Exercise 3

1. ER-modeling and from an ER-model to Tables

Propose an ER diagram that models an airline reservation system with the following requirements.

For each airplane we keep track of its identity, number of seats, and type. Its type is defined by the name, the maximum number of seats, and the company that produces it. Specific airplane types can land at specific airports. For each airport we need to know the name, the city, the state, and the code of it. Each flight has information about the airline, the number and the weekdays it operates. It also has fares, with code number, amount, and restrictions. A flight has several flight legs (a flight leg is for example Aalborg-Copenhagen, and Copenhagen-New York, when you are flying from Aalborg to New York via Copenhagen), from and to an airport, with scheduled departure and arrival time respectively. Each airplane is assigned to a leg instance, which is a particular occurrence of a flight leg on a particular date, while a leg is a non-stop portion of a flight. Each leg instance arrives to and departs from airport at specific arrival and departure times. Finally, for each leg instance we can make reservations of seats, based on the customer name and customer phone number.

  1. Design an ER schema that accurately reflects the requirements.
  2. Sketch how the ER diagram can be mapped to a set of tables.

2. From Tables to an ER-Model

You may find yourself in the situation where you have to work with a database schema that is not well documented. In this particular case we will assume that the documentation does not contain an ER-model. To get an overview of the database the first thing you do is to make an ER-model from the table definitions. In this exercise we use the tables from exercise 1, your job is to make an ER-model over these 5 tables.

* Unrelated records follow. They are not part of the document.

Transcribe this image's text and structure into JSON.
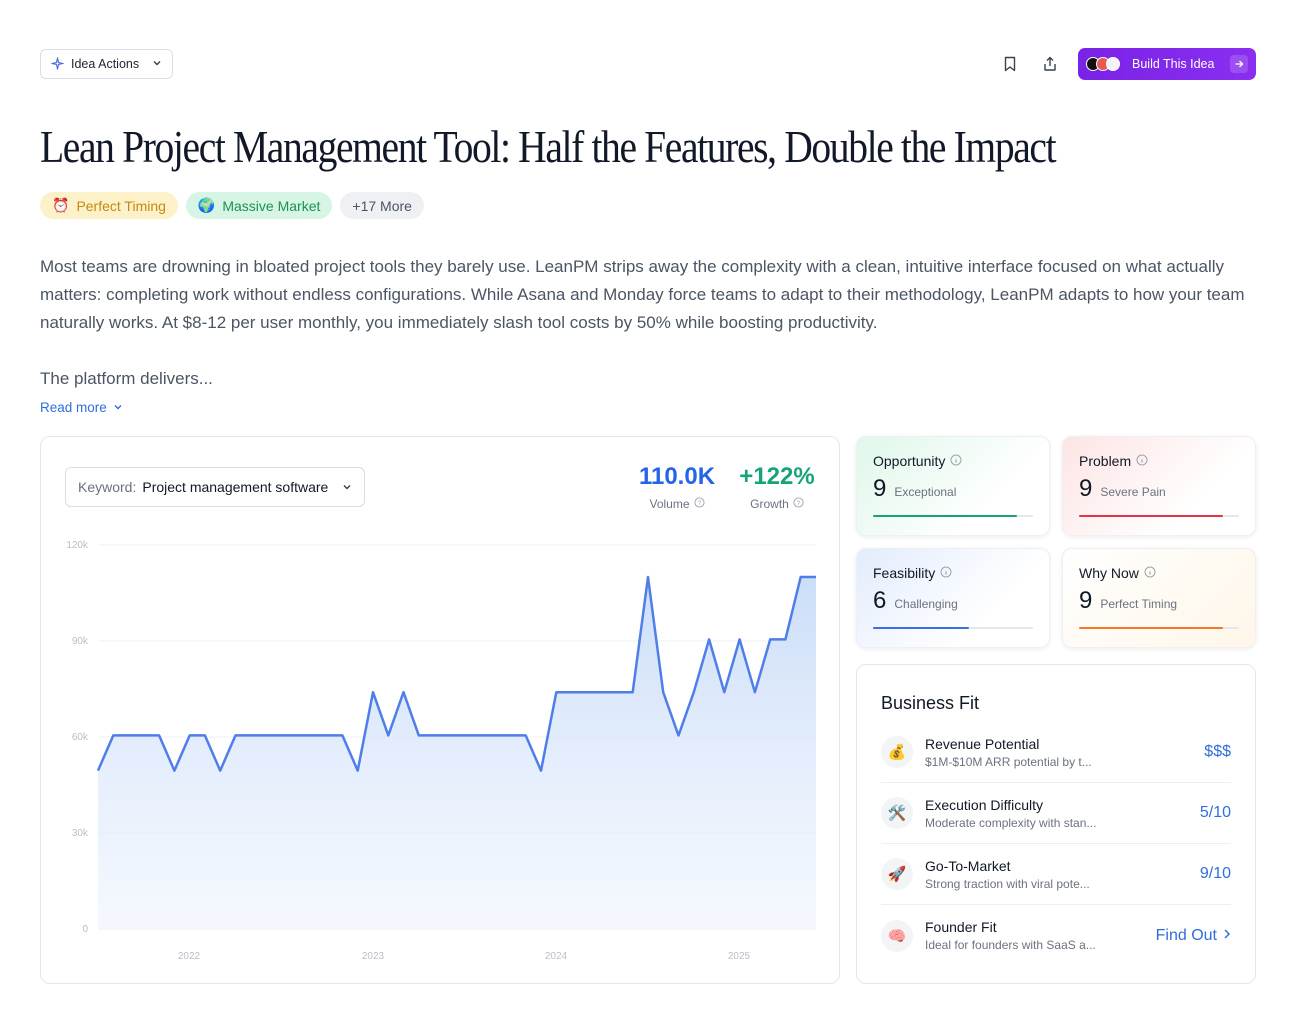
{
  "toolbar": {
    "idea_actions_label": "Idea Actions",
    "build_label": "Build This Idea"
  },
  "title": "Lean Project Management Tool: Half the Features, Double the Impact",
  "tags": [
    {
      "icon": "alarm-clock-icon",
      "label": "Perfect Timing"
    },
    {
      "icon": "globe-icon",
      "label": "Massive Market"
    },
    {
      "label": "+17 More"
    }
  ],
  "description": "Most teams are drowning in bloated project tools they barely use. LeanPM strips away the complexity with a clean, intuitive interface focused on what actually matters: completing work without endless configurations. While Asana and Monday force teams to adapt to their methodology, LeanPM adapts to how your team naturally works. At $8-12 per user monthly, you immediately slash tool costs by 50% while boosting productivity.",
  "description_more": "The platform delivers...",
  "read_more": "Read more",
  "keyword": {
    "label": "Keyword:",
    "value": "Project management software"
  },
  "metrics": {
    "volume": {
      "value": "110.0K",
      "label": "Volume"
    },
    "growth": {
      "value": "+122%",
      "label": "Growth"
    }
  },
  "colors": {
    "accent": "#2f6fdb",
    "line": "#4f7ee8",
    "purple": "#7a22e6",
    "green": "#16a37a",
    "red": "#e0344a",
    "blue": "#3b6fe0",
    "orange": "#f07a2a"
  },
  "chart_data": {
    "type": "area",
    "y_ticks": [
      "0",
      "30k",
      "60k",
      "90k",
      "120k"
    ],
    "ylim": [
      0,
      120000
    ],
    "x_ticks": [
      "2022",
      "2023",
      "2024",
      "2025"
    ],
    "values": [
      49500,
      60500,
      60500,
      60500,
      60500,
      49500,
      60500,
      60500,
      49500,
      60500,
      60500,
      60500,
      60500,
      60500,
      60500,
      60500,
      60500,
      49500,
      74000,
      60500,
      74000,
      60500,
      60500,
      60500,
      60500,
      60500,
      60500,
      60500,
      60500,
      49500,
      74000,
      74000,
      74000,
      74000,
      74000,
      74000,
      110000,
      74000,
      60500,
      74000,
      90500,
      74000,
      90500,
      74000,
      90500,
      90500,
      110000,
      110000
    ],
    "grid": true
  },
  "scores": [
    {
      "name": "Opportunity",
      "value": "9",
      "label": "Exceptional",
      "fraction": 0.9
    },
    {
      "name": "Problem",
      "value": "9",
      "label": "Severe Pain",
      "fraction": 0.9
    },
    {
      "name": "Feasibility",
      "value": "6",
      "label": "Challenging",
      "fraction": 0.6
    },
    {
      "name": "Why Now",
      "value": "9",
      "label": "Perfect Timing",
      "fraction": 0.9
    }
  ],
  "business_fit": {
    "title": "Business Fit",
    "rows": [
      {
        "icon": "money-bag-icon",
        "title": "Revenue Potential",
        "desc": "$1M-$10M ARR potential by t...",
        "value": "$$$"
      },
      {
        "icon": "tools-icon",
        "title": "Execution Difficulty",
        "desc": "Moderate complexity with stan...",
        "value": "5/10"
      },
      {
        "icon": "rocket-icon",
        "title": "Go-To-Market",
        "desc": "Strong traction with viral pote...",
        "value": "9/10"
      },
      {
        "icon": "brain-icon",
        "title": "Founder Fit",
        "desc": "Ideal for founders with SaaS a...",
        "value": "Find Out"
      }
    ]
  }
}
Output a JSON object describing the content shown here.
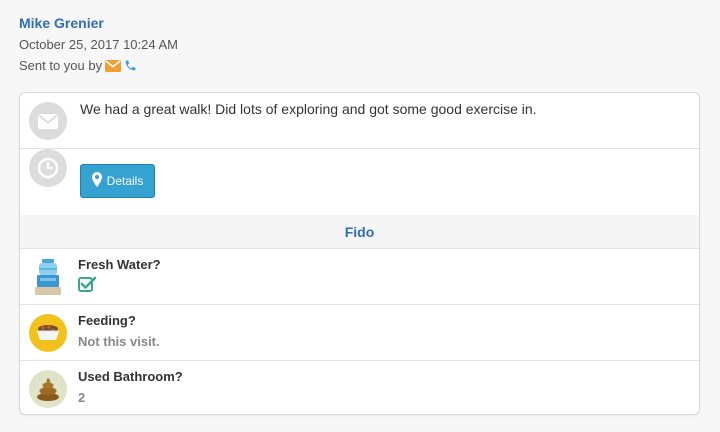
{
  "header": {
    "sender_name": "Mike Grenier",
    "timestamp": "October 25, 2017 10:24 AM",
    "sent_by_label": "Sent to you by"
  },
  "icons": {
    "sent_via": [
      "envelope-icon",
      "phone-icon"
    ],
    "message": "envelope-icon",
    "time": "clock-icon",
    "details": "map-marker-icon"
  },
  "message": {
    "text": "We had a great walk! Did lots of exploring and got some good exercise in."
  },
  "details_button": {
    "label": "Details"
  },
  "pet": {
    "name": "Fido",
    "items": [
      {
        "label": "Fresh Water?",
        "value": "",
        "status": "checked",
        "icon": "water-cooler-icon"
      },
      {
        "label": "Feeding?",
        "value": "Not this visit.",
        "icon": "food-bowl-icon"
      },
      {
        "label": "Used Bathroom?",
        "value": "2",
        "icon": "poop-icon"
      }
    ]
  },
  "colors": {
    "link_blue": "#2d6db5",
    "button_blue": "#34a3d1",
    "envelope_orange": "#f0a030",
    "check_green": "#3aa88a"
  }
}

In particular you have to document primary keys, foreign keys, and cardinalities.

Best regards,
Kristian Torp